As Hispanic Heritage Month continues to run until October 15th, I’m digitally digging through archives to find contributions from the Hispanic/Latinx community to U.S. history. As of now, I’ve learned a Mexican created the first color TV system, Cuba funded the end of the American Revolution, and, not only did Hispanic/Latinx immigrants fight in WWI, “temporary” Mexican agricultural workers feed the country.
Yet, I am struggling.
Not because there aren’t enough contributions (trust me, there’s plenty), but because these significant moments in history weren’t recorded as important as they were. You could say I’m just a lousy researcher, and part of me hopes that’s the case because then the stories of my people are somewhere out there receiving the respect they deserve. But then again, U.S. history was written through one voice, a voice that wasn’t ours, although the country is made of many voices that have always worked to be heard.
As a Mexican-American, finding the proper sources for these pieces of history are important to me because, like many other people of minority ethnicities, we want to see a part of ourselves in the country we call home.

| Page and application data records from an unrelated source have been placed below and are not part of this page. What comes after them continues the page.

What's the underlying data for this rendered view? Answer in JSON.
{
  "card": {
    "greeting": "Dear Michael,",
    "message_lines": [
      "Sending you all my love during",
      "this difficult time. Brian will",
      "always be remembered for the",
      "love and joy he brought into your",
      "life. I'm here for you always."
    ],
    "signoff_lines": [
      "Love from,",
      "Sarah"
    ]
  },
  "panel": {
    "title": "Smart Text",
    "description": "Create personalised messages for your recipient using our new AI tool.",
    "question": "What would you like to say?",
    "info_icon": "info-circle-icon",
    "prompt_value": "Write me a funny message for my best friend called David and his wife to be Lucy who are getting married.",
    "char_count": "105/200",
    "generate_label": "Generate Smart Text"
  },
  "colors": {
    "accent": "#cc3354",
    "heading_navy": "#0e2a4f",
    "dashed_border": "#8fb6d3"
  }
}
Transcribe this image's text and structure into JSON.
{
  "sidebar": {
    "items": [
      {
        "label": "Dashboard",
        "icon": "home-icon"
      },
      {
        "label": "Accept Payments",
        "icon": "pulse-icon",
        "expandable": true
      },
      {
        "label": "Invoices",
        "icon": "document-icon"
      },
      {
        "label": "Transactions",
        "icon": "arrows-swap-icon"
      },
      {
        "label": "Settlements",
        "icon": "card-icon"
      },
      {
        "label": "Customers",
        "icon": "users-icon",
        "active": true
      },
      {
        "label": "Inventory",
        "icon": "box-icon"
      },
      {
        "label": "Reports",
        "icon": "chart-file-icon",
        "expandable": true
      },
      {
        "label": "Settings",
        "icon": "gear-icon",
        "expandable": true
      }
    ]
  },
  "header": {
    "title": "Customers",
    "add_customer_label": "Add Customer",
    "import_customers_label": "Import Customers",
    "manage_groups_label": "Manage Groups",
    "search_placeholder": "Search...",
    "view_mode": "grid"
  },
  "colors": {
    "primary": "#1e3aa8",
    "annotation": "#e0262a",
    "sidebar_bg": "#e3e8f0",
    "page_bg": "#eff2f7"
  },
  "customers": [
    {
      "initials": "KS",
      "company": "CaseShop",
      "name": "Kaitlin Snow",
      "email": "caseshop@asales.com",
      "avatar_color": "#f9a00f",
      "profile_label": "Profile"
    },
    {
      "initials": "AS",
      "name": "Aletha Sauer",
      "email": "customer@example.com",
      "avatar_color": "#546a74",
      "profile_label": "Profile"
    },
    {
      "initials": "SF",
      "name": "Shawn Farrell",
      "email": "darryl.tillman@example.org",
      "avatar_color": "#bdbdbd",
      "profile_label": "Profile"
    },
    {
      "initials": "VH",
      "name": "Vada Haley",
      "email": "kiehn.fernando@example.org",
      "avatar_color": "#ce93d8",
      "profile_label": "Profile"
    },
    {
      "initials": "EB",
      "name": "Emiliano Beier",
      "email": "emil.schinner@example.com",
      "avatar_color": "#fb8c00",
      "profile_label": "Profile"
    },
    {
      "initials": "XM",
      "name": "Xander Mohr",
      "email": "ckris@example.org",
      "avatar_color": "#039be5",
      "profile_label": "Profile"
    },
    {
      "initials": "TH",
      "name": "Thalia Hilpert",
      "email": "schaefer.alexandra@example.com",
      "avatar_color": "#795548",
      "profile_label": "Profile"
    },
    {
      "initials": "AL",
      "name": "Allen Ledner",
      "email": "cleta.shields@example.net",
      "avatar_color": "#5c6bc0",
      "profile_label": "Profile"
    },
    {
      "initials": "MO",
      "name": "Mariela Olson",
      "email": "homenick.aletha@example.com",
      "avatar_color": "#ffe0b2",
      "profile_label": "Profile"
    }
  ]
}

This past summer, I grew the need to culturally dig into where I come from. I attended Threshing Bee with a fresh pair of eyes, and happily absorbed the pioneer past and artifacts of European immigrants. Later on, I attended a high tea party and watched a piece of the life of high-class English women of the 19th-century play right before my eyes. Experiences like these left me wondering about my own ancestors.
I ask my mom about her time in Mexico and what it was like to cross over. She can’t remember most of it the older she gets.
I recently joined Convivencia Hispana as a member. The members are twice my age, and I can’t help seeing them as aunts and uncles I can ask more questions about who we are.
I’m proud and hopeful for what’s to come. While my people are told to speak English, I’m trying to cling to my broken Spanish.